The Getty’s agreement to return artefacts to Greece  progressed a step closer when ownership was signed over officially on August 20th. This is not the only Greek case that is progressing towards a conclusion though, as on Monday 4th September, Greek Culture Minister Voulgarakis will travel to Germany to accept the handover of the first fragment of the Parthenon frieze  ever to be returned to Greece.
Middle East Times (Egypt) 
Thursday, August 24, 2006
Contested Getty antiquities to return to Greece
August 24, 2006
ATHENS — Two antiquities held by the J. Paul Getty Museum in Los Angeles and contested by Greece will return to Athens August 31 after a “concerted effort” to secure their ownership, the Greek culture minister said Wednesday.
The items, an engraved funeral stele dating back to the fourth century BC and an engraved sculpture dating to the sixth century BC, will be displayed by the ministry “as soon as they return from the United States,” culture minister George Voulgarakis told reporters.
The Greek authorities had spent months brokering the antiquities’ restitution, and they continue to claim a golden funeral crown and a marble torso of a young woman also held by the Getty.
“Following a careful internal examination, the museum concluded that it would be right to return [the stele and sculpture],” the culture ministry said in a statement.

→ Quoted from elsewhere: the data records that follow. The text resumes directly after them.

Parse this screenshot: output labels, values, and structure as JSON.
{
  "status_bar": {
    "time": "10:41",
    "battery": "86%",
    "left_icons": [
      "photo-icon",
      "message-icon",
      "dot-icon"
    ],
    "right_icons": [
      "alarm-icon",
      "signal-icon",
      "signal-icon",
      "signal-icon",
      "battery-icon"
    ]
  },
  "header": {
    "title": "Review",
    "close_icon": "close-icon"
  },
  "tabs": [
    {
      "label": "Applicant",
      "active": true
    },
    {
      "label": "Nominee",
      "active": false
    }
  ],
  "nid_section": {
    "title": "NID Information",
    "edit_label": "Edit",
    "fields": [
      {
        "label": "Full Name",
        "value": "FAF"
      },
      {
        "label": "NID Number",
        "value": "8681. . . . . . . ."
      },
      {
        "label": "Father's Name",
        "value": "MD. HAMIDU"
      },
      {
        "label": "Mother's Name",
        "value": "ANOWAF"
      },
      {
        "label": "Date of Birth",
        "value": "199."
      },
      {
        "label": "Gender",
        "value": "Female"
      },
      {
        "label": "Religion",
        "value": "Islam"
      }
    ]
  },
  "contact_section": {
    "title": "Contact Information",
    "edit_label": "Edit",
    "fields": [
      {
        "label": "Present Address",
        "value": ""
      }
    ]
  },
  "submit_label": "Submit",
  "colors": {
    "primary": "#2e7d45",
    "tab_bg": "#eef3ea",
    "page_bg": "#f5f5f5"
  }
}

The Getty officially signed over ownership of the two items to Greece August 20, following talks with Greek culture ministry staff in Los Angeles last week, the ministry said.
Bearing the figure of a warrior and the inscription ‘Athanias,’ the funeral stele was unearthed during an unlicensed dig north of Athens in the 1990’s, and was listed by the Los Angeles museum as one of its masterpieces, Voulgarakis has said.
The sculpture, which shows two female supplicants praying before a goddess, was stolen at the beginning of the twentieth century from a French Archaeological School storehouse on the Greek island of Thassos.
Talks on the remaining two Getty items claimed by Greece will be held with the museum “in the near future,” the ministry said.
Voulgarakis added that in early September, Greece will also take delivery of a 2,500-year-old marble heel of a male statue – a fragment of the Athens Parthenon frieze – held by Heidelberg University in Germany.
“This is the first time that a Parthenon fragment returns to Greece,” he said.
The case is different to that of the Getty, where Greece had prepared legal action before an agreement was reached between Voulgarakis and museum director Michael Brand in May.
The ministry has not officially said whether Heidelberg will be offered anything in return for the marble heel.
The Greek authorities have recently stepped up efforts to clamp down on the illegal trafficking of antiquities that has plagued the country’s rich archaeology heritage for decades.
In the meantime Greece continues to pursue a 20-year quest for the restitution of the Parthenon’s eastern frieze, better known as the Parthenon or Elgin Marbles, held by the British Museum in London.
The temple frieze was removed in 1806 by agents of Lord Elgin, the British government’s ambassador to the Ottoman Empire, which occupied Greece at the time.